The response should contain all of the records, copied exactly, and none of the images.
:: Excerpted data ::
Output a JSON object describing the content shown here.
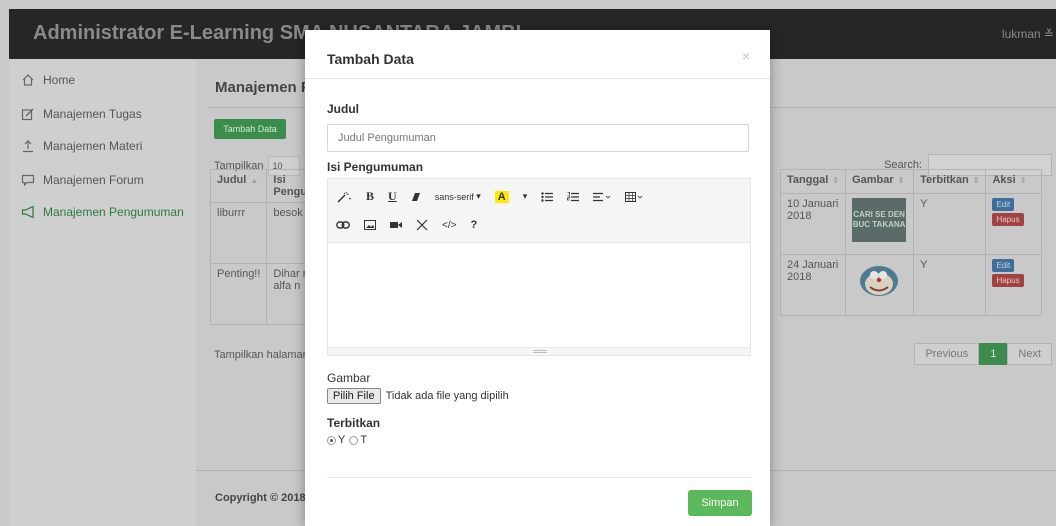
{
  "navbar": {
    "brand": "Administrator E-Learning SMA NUSANTARA JAMBI",
    "user": "lukman ≚"
  },
  "sidebar": {
    "items": [
      {
        "label": "Home",
        "icon": "home-icon"
      },
      {
        "label": "Manajemen Tugas",
        "icon": "edit-icon"
      },
      {
        "label": "Manajemen Materi",
        "icon": "upload-icon"
      },
      {
        "label": "Manajemen Forum",
        "icon": "comment-icon"
      },
      {
        "label": "Manajemen Pengumuman",
        "icon": "megaphone-icon"
      }
    ],
    "active_index": 4
  },
  "main": {
    "title": "Manajemen Pengumuman",
    "add_button": "Tambah Data",
    "length_label": "Tampilkan",
    "length_value": "10",
    "search_label": "Search:",
    "columns_left": [
      "Judul",
      "Isi Pengumuman"
    ],
    "columns_right": [
      "Tanggal",
      "Gambar",
      "Terbitkan",
      "Aksi"
    ],
    "rows": [
      {
        "judul": "liburrr",
        "isi": "besok",
        "tanggal": "10 Januari 2018",
        "gambar_text": "CARI SE DEN BUC TAKANA",
        "terbitkan": "Y"
      },
      {
        "judul": "Penting!!",
        "isi": "Dihar meng alfa n",
        "tanggal": "24 Januari 2018",
        "gambar_text": "",
        "terbitkan": "Y"
      }
    ],
    "edit_label": "Edit",
    "delete_label": "Hapus",
    "info": "Tampilkan halaman",
    "pagination": {
      "previous": "Previous",
      "current": "1",
      "next": "Next"
    },
    "footer": "Copyright © 2018"
  },
  "modal": {
    "title": "Tambah Data",
    "close": "×",
    "judul_label": "Judul",
    "judul_placeholder": "Judul Pengumuman",
    "isi_label": "Isi Pengumuman",
    "toolbar": {
      "font_name": "sans-serif",
      "highlight_letter": "A",
      "code_symbol": "</>",
      "help_symbol": "?"
    },
    "gambar_label": "Gambar",
    "file_button": "Pilih File",
    "file_status": "Tidak ada file yang dipilih",
    "terbitkan_label": "Terbitkan",
    "radio_y": "Y",
    "radio_t": "T",
    "save_button": "Simpan"
  },
  "colors": {
    "accent_green": "#5cb85c",
    "navbar": "#262626",
    "active_menu": "#2f7a44"
  }
}
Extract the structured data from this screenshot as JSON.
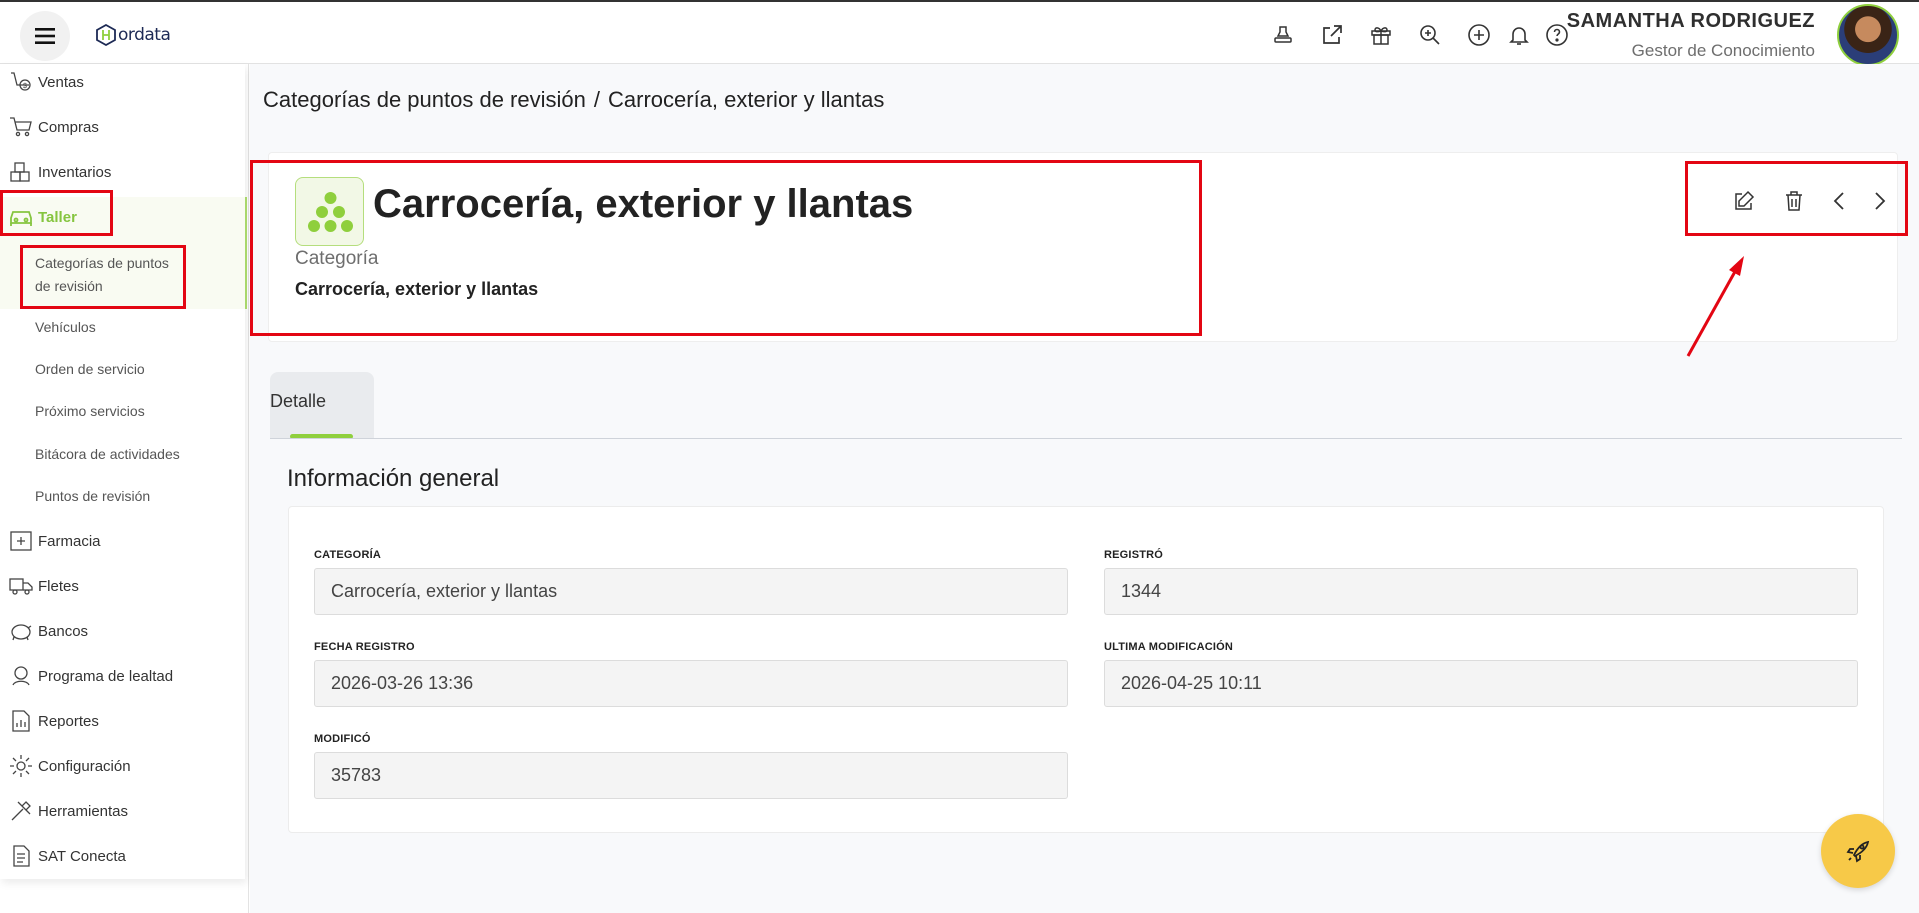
{
  "header": {
    "logo_text": "ordata",
    "user_name": "SAMANTHA RODRIGUEZ",
    "user_role": "Gestor de Conocimiento",
    "icons": [
      "stamp-icon",
      "external-link-icon",
      "gift-icon",
      "search-zoom-icon",
      "add-circle-icon",
      "bell-icon",
      "help-icon"
    ]
  },
  "sidebar": {
    "items": [
      {
        "label": "Ventas",
        "icon": "ventas-icon"
      },
      {
        "label": "Compras",
        "icon": "cart-icon"
      },
      {
        "label": "Inventarios",
        "icon": "boxes-icon"
      },
      {
        "label": "Taller",
        "icon": "car-icon",
        "active": true
      },
      {
        "label": "Farmacia",
        "icon": "pharmacy-icon"
      },
      {
        "label": "Fletes",
        "icon": "truck-icon"
      },
      {
        "label": "Bancos",
        "icon": "piggy-bank-icon"
      },
      {
        "label": "Programa de lealtad",
        "icon": "loyalty-icon"
      },
      {
        "label": "Reportes",
        "icon": "report-icon"
      },
      {
        "label": "Configuración",
        "icon": "gear-icon"
      },
      {
        "label": "Herramientas",
        "icon": "tools-icon"
      },
      {
        "label": "SAT Conecta",
        "icon": "document-icon"
      }
    ],
    "sub_items": [
      {
        "label_line1": "Categorías de puntos",
        "label_line2": "de revisión",
        "active": true
      },
      {
        "label": "Vehículos"
      },
      {
        "label": "Orden de servicio"
      },
      {
        "label": "Próximo servicios"
      },
      {
        "label": "Bitácora de actividades"
      },
      {
        "label": "Puntos de revisión"
      }
    ]
  },
  "breadcrumb": {
    "parent": "Categorías de puntos de revisión",
    "separator": "/",
    "current": "Carrocería, exterior y llantas"
  },
  "record": {
    "title": "Carrocería, exterior y llantas",
    "subtitle": "Categoría",
    "subvalue": "Carrocería, exterior y llantas",
    "actions": [
      "edit-icon",
      "trash-icon",
      "chevron-left-icon",
      "chevron-right-icon"
    ]
  },
  "tabs": [
    {
      "label": "Detalle",
      "active": true
    }
  ],
  "section": {
    "title": "Información general",
    "fields": {
      "categoria": {
        "label": "CATEGORÍA",
        "value": "Carrocería, exterior y llantas"
      },
      "registro": {
        "label": "REGISTRÓ",
        "value": "1344"
      },
      "fecha_registro": {
        "label": "FECHA REGISTRO",
        "value": "2026-03-26 13:36"
      },
      "ultima_mod": {
        "label": "ULTIMA MODIFICACIÓN",
        "value": "2026-04-25 10:11"
      },
      "modifico": {
        "label": "MODIFICÓ",
        "value": "35783"
      }
    }
  },
  "colors": {
    "accent": "#8fcf3d",
    "annotation": "#e30613",
    "fab": "#f7c948"
  }
}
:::
## Solution to this task
Output a JSON object describing the content shown here.
{
  "navbar": {
    "brand": "Administrator E-Learning SMA NUSANTARA JAMBI",
    "user": "lukman ≚"
  },
  "sidebar": {
    "items": [
      {
        "label": "Home",
        "icon": "home-icon"
      },
      {
        "label": "Manajemen Tugas",
        "icon": "edit-icon"
      },
      {
        "label": "Manajemen Materi",
        "icon": "upload-icon"
      },
      {
        "label": "Manajemen Forum",
        "icon": "comment-icon"
      },
      {
        "label": "Manajemen Pengumuman",
        "icon": "megaphone-icon"
      }
    ],
    "active_index": 4
  },
  "main": {
    "title": "Manajemen Pengumuman",
    "add_button": "Tambah Data",
    "length_label": "Tampilkan",
    "length_value": "10",
    "search_label": "Search:",
    "columns_left": [
      "Judul",
      "Isi Pengumuman"
    ],
    "columns_right": [
      "Tanggal",
      "Gambar",
      "Terbitkan",
      "Aksi"
    ],
    "rows": [
      {
        "judul": "liburrr",
        "isi": "besok",
        "tanggal": "10 Januari 2018",
        "gambar_text": "CARI SE DEN BUC TAKANA",
        "terbitkan": "Y"
      },
      {
        "judul": "Penting!!",
        "isi": "Dihar meng alfa n",
        "tanggal": "24 Januari 2018",
        "gambar_text": "",
        "terbitkan": "Y"
      }
    ],
    "edit_label": "Edit",
    "delete_label": "Hapus",
    "info": "Tampilkan halaman",
    "pagination": {
      "previous": "Previous",
      "current": "1",
      "next": "Next"
    },
    "footer": "Copyright © 2018"
  },
  "modal": {
    "title": "Tambah Data",
    "close": "×",
    "judul_label": "Judul",
    "judul_placeholder": "Judul Pengumuman",
    "isi_label": "Isi Pengumuman",
    "toolbar": {
      "font_name": "sans-serif",
      "highlight_letter": "A",
      "code_symbol": "</>",
      "help_symbol": "?"
    },
    "gambar_label": "Gambar",
    "file_button": "Pilih File",
    "file_status": "Tidak ada file yang dipilih",
    "terbitkan_label": "Terbitkan",
    "radio_y": "Y",
    "radio_t": "T",
    "save_button": "Simpan"
  },
  "colors": {
    "accent_green": "#5cb85c",
    "navbar": "#262626",
    "active_menu": "#2f7a44"
  }
}
Extract the structured data from this screenshot as JSON.
{
  "header": {
    "logo_text": "ordata",
    "user_name": "SAMANTHA RODRIGUEZ",
    "user_role": "Gestor de Conocimiento",
    "icons": [
      "stamp-icon",
      "external-link-icon",
      "gift-icon",
      "search-zoom-icon",
      "add-circle-icon",
      "bell-icon",
      "help-icon"
    ]
  },
  "sidebar": {
    "items": [
      {
        "label": "Ventas",
        "icon": "ventas-icon"
      },
      {
        "label": "Compras",
        "icon": "cart-icon"
      },
      {
        "label": "Inventarios",
        "icon": "boxes-icon"
      },
      {
        "label": "Taller",
        "icon": "car-icon",
        "active": true
      },
      {
        "label": "Farmacia",
        "icon": "pharmacy-icon"
      },
      {
        "label": "Fletes",
        "icon": "truck-icon"
      },
      {
        "label": "Bancos",
        "icon": "piggy-bank-icon"
      },
      {
        "label": "Programa de lealtad",
        "icon": "loyalty-icon"
      },
      {
        "label": "Reportes",
        "icon": "report-icon"
      },
      {
        "label": "Configuración",
        "icon": "gear-icon"
      },
      {
        "label": "Herramientas",
        "icon": "tools-icon"
      },
      {
        "label": "SAT Conecta",
        "icon": "document-icon"
      }
    ],
    "sub_items": [
      {
        "label_line1": "Categorías de puntos",
        "label_line2": "de revisión",
        "active": true
      },
      {
        "label": "Vehículos"
      },
      {
        "label": "Orden de servicio"
      },
      {
        "label": "Próximo servicios"
      },
      {
        "label": "Bitácora de actividades"
      },
      {
        "label": "Puntos de revisión"
      }
    ]
  },
  "breadcrumb": {
    "parent": "Categorías de puntos de revisión",
    "separator": "/",
    "current": "Carrocería, exterior y llantas"
  },
  "record": {
    "title": "Carrocería, exterior y llantas",
    "subtitle": "Categoría",
    "subvalue": "Carrocería, exterior y llantas",
    "actions": [
      "edit-icon",
      "trash-icon",
      "chevron-left-icon",
      "chevron-right-icon"
    ]
  },
  "tabs": [
    {
      "label": "Detalle",
      "active": true
    }
  ],
  "section": {
    "title": "Información general",
    "fields": {
      "categoria": {
        "label": "CATEGORÍA",
        "value": "Carrocería, exterior y llantas"
      },
      "registro": {
        "label": "REGISTRÓ",
        "value": "1344"
      },
      "fecha_registro": {
        "label": "FECHA REGISTRO",
        "value": "2026-03-26 13:36"
      },
      "ultima_mod": {
        "label": "ULTIMA MODIFICACIÓN",
        "value": "2026-04-25 10:11"
      },
      "modifico": {
        "label": "MODIFICÓ",
        "value": "35783"
      }
    }
  },
  "colors": {
    "accent": "#8fcf3d",
    "annotation": "#e30613",
    "fab": "#f7c948"
  }
}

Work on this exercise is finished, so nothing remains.